Robert Summers, a local resident of the area during that time, recalls seeing these human footprints in stone. Read more about Robert Summers.The Reverend Stanley Taylor from Peoria, IL, had heard about the human tracks in the Paluxy river through the writings of Clifford Burdick and others. In 1968, he came to Glen Rose to investigate for himself. Stan Taylor conducted numerous interviews with old timers, shot 16mm film, and even extended the existing human footprint trail on the McFall property by excavating the overburden along the bank of the river. Read more about Stan Taylor’s experience here.
Additionally, Cecil N. Dougherty a chiropractor that moved to Glen Rose, specifically because of the tracks, spent 17 years investigating the tracks. In 1971 he came out with a book called “Valley of the Giants” which gave descriptions, locations, and some pictures of the giant human foot prints.
In 1972, Dinosaur Valley State Park opened to the public. Retired park rangers have told people that they used to have yellow paint sprayed around the human tracks and would point them out to the public when they came to visit. But after evolution became popular in the mid to late 1970’s they were forced to tell the public that there were no human tracks in the park.
Jesse Diaz, resident of Crowley Texas, was in Dinosaur Valley State Park on opening day in 1972. He recounted his experience in an interview with us. The encounter he had is startling. Listen to the interview and learn more about Jesse’s experience here.
In 1981, Carl Baugh came to Glen Rose to excavate some of the dinosaur tracks. This trip to Glen Rose would ultimatly set his life on a different course. Mr. Baugh would go on to establish his a museum which remains in Glen Rose to this day. Learn more about Carl Baugh, the Creation Evidence Museum, and his work.

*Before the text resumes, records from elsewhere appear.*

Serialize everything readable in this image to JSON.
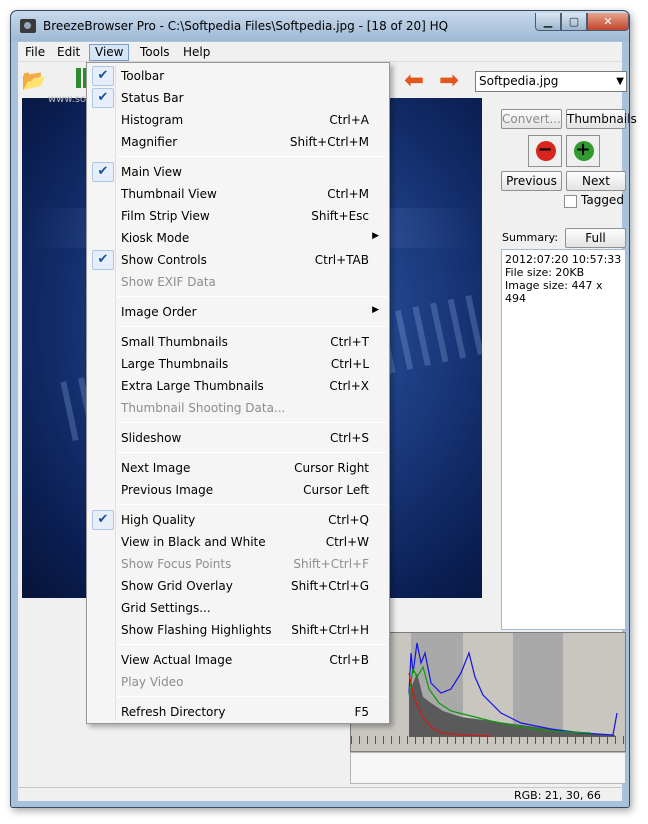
{
  "window": {
    "title": "BreezeBrowser Pro - C:\\Softpedia Files\\Softpedia.jpg - [18 of 20] HQ",
    "minimize": "▁",
    "maximize": "▢",
    "close": "✕"
  },
  "menubar": [
    "File",
    "Edit",
    "View",
    "Tools",
    "Help"
  ],
  "toolbar": {
    "file_selected": "Softpedia.jpg",
    "watermark": "www.softpedia.com"
  },
  "side_panel": {
    "convert": "Convert...",
    "thumbnails": "Thumbnails",
    "previous": "Previous",
    "next": "Next",
    "rotate_left": "−",
    "rotate_right": "+",
    "tagged": "Tagged",
    "summary_label": "Summary:",
    "full_details": "Full Details",
    "summary_lines": [
      "2012:07:20 10:57:33",
      "File size: 20KB",
      "Image size: 447 x 494"
    ]
  },
  "status": {
    "rgb": "RGB:  21, 30, 66"
  },
  "view_menu": [
    {
      "label": "Toolbar",
      "shortcut": "",
      "checked": true
    },
    {
      "label": "Status Bar",
      "shortcut": "",
      "checked": true
    },
    {
      "label": "Histogram",
      "shortcut": "Ctrl+A"
    },
    {
      "label": "Magnifier",
      "shortcut": "Shift+Ctrl+M"
    },
    {
      "label": "Main View",
      "shortcut": "",
      "checked": true
    },
    {
      "label": "Thumbnail View",
      "shortcut": "Ctrl+M"
    },
    {
      "label": "Film Strip View",
      "shortcut": "Shift+Esc"
    },
    {
      "label": "Kiosk Mode",
      "shortcut": "",
      "submenu": true
    },
    {
      "label": "Show Controls",
      "shortcut": "Ctrl+TAB",
      "checked": true
    },
    {
      "label": "Show EXIF Data",
      "shortcut": "",
      "disabled": true
    },
    {
      "label": "Image Order",
      "shortcut": "",
      "submenu": true
    },
    {
      "label": "Small Thumbnails",
      "shortcut": "Ctrl+T"
    },
    {
      "label": "Large Thumbnails",
      "shortcut": "Ctrl+L"
    },
    {
      "label": "Extra Large Thumbnails",
      "shortcut": "Ctrl+X"
    },
    {
      "label": "Thumbnail Shooting Data...",
      "shortcut": "",
      "disabled": true
    },
    {
      "label": "Slideshow",
      "shortcut": "Ctrl+S"
    },
    {
      "label": "Next Image",
      "shortcut": "Cursor Right"
    },
    {
      "label": "Previous Image",
      "shortcut": "Cursor Left"
    },
    {
      "label": "High Quality",
      "shortcut": "Ctrl+Q",
      "checked": true
    },
    {
      "label": "View in Black and White",
      "shortcut": "Ctrl+W"
    },
    {
      "label": "Show Focus Points",
      "shortcut": "Shift+Ctrl+F",
      "disabled": true
    },
    {
      "label": "Show Grid Overlay",
      "shortcut": "Shift+Ctrl+G"
    },
    {
      "label": "Grid Settings...",
      "shortcut": ""
    },
    {
      "label": "Show Flashing Highlights",
      "shortcut": "Shift+Ctrl+H"
    },
    {
      "label": "View Actual Image",
      "shortcut": "Ctrl+B"
    },
    {
      "label": "Play Video",
      "shortcut": "",
      "disabled": true
    },
    {
      "label": "Refresh Directory",
      "shortcut": "F5"
    }
  ],
  "check_glyph": "✔",
  "submenu_glyph": "▶",
  "colors": {
    "accent": "#3399ff",
    "arrow": "#e2571b",
    "rotate_left": "#d8261f",
    "rotate_right": "#2f9b2f"
  }
}
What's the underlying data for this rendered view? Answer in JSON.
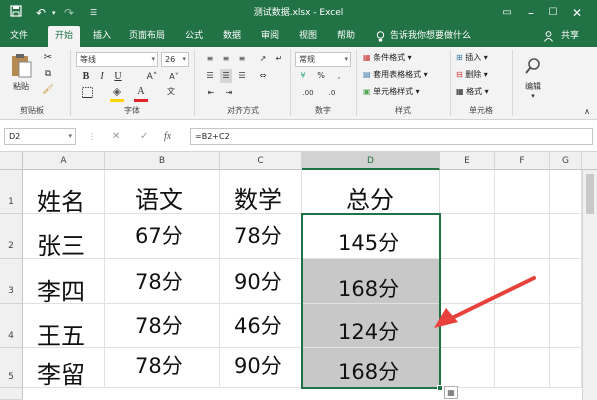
{
  "titlebar": {
    "title": "测试数据.xlsx - Excel",
    "save_icon": "save-icon",
    "undo_icon": "undo-icon",
    "redo_icon": "redo-icon",
    "customize_icon": "customize-quick-access-icon",
    "ribbon_display_icon": "ribbon-display-options-icon",
    "accent": "#217346"
  },
  "menu": {
    "tabs": [
      "文件",
      "开始",
      "插入",
      "页面布局",
      "公式",
      "数据",
      "审阅",
      "视图",
      "帮助"
    ],
    "active_tab": "开始",
    "tell_me": "告诉我你想要做什么",
    "share": "共享"
  },
  "ribbon": {
    "clipboard": {
      "paste": "粘贴",
      "label": "剪贴板"
    },
    "font": {
      "name": "等线",
      "size": "26",
      "label": "字体"
    },
    "alignment": {
      "label": "对齐方式"
    },
    "number": {
      "format": "常规",
      "label": "数字"
    },
    "styles": {
      "conditional": "条件格式",
      "table": "套用表格格式",
      "cell": "单元格样式",
      "label": "样式"
    },
    "cells": {
      "insert": "插入",
      "delete": "删除",
      "format": "格式",
      "label": "单元格"
    },
    "editing": {
      "label": "编辑"
    }
  },
  "formula_bar": {
    "name_box": "D2",
    "formula": "=B2+C2",
    "fx": "fx"
  },
  "sheet": {
    "columns": [
      "A",
      "B",
      "C",
      "D",
      "E",
      "F",
      "G"
    ],
    "rows": [
      "1",
      "2",
      "3",
      "4",
      "5"
    ],
    "selected_column": "D",
    "headers": [
      "姓名",
      "语文",
      "数学",
      "总分"
    ],
    "data": [
      [
        "张三",
        "67分",
        "78分",
        "145分"
      ],
      [
        "李四",
        "78分",
        "90分",
        "168分"
      ],
      [
        "王五",
        "78分",
        "46分",
        "124分"
      ],
      [
        "李留",
        "78分",
        "90分",
        "168分"
      ]
    ],
    "selection_color": "#217346",
    "arrow_color": "#e8413b"
  }
}
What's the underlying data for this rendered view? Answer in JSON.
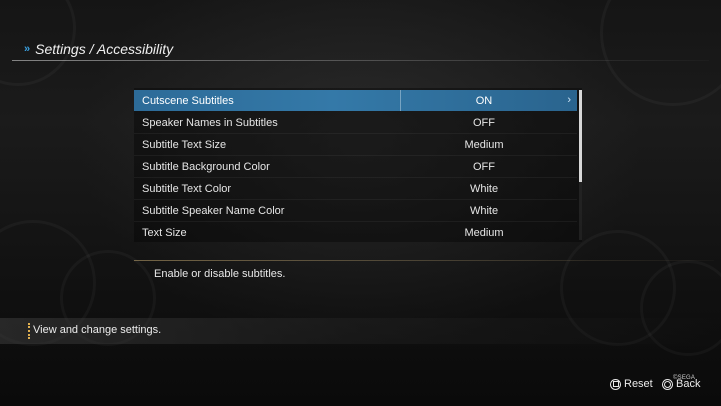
{
  "header": {
    "title": "Settings / Accessibility",
    "chevron": "»"
  },
  "settings": {
    "rows": [
      {
        "label": "Cutscene Subtitles",
        "value": "ON",
        "selected": true
      },
      {
        "label": "Speaker Names in Subtitles",
        "value": "OFF",
        "selected": false
      },
      {
        "label": "Subtitle Text Size",
        "value": "Medium",
        "selected": false
      },
      {
        "label": "Subtitle Background Color",
        "value": "OFF",
        "selected": false
      },
      {
        "label": "Subtitle Text Color",
        "value": "White",
        "selected": false
      },
      {
        "label": "Subtitle Speaker Name Color",
        "value": "White",
        "selected": false
      },
      {
        "label": "Text Size",
        "value": "Medium",
        "selected": false
      }
    ],
    "selected_arrow": "›"
  },
  "description": {
    "text": "Enable or disable subtitles."
  },
  "help_bar": {
    "text": "View and change settings."
  },
  "prompts": {
    "reset_label": "Reset",
    "back_label": "Back",
    "brand": "©SEGA"
  },
  "colors": {
    "accent": "#3479a8",
    "chevron": "#3aa0e0",
    "help_marker": "#e0b050"
  },
  "icons": {
    "reset": "square-button-icon",
    "back": "circle-button-icon"
  }
}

Later in 1984, Dr. Baugh obtained a print from the Paluxy through Clifford Burdick. Burdick found the footprint in the 1960’s during construction of the Route 67 bridge that crosses over the Paluxy river.
One of the most amazing human footprint discoveries to come from the Paluxy River was found by 72 year old resident of Stephenville Texas and amateur fossil hunter, Alvis Delk. Read more about his discovery here.
Even though the primary focus of this site involves the human footprints discovered in and around the Paluxy river, there have been other fossil human footprints found. These footprints are often found in rocks that predate man’s supposed arrival on the “evolutionary” scene. Use the link above to explore the worldwide phenomena of human fossil footprints.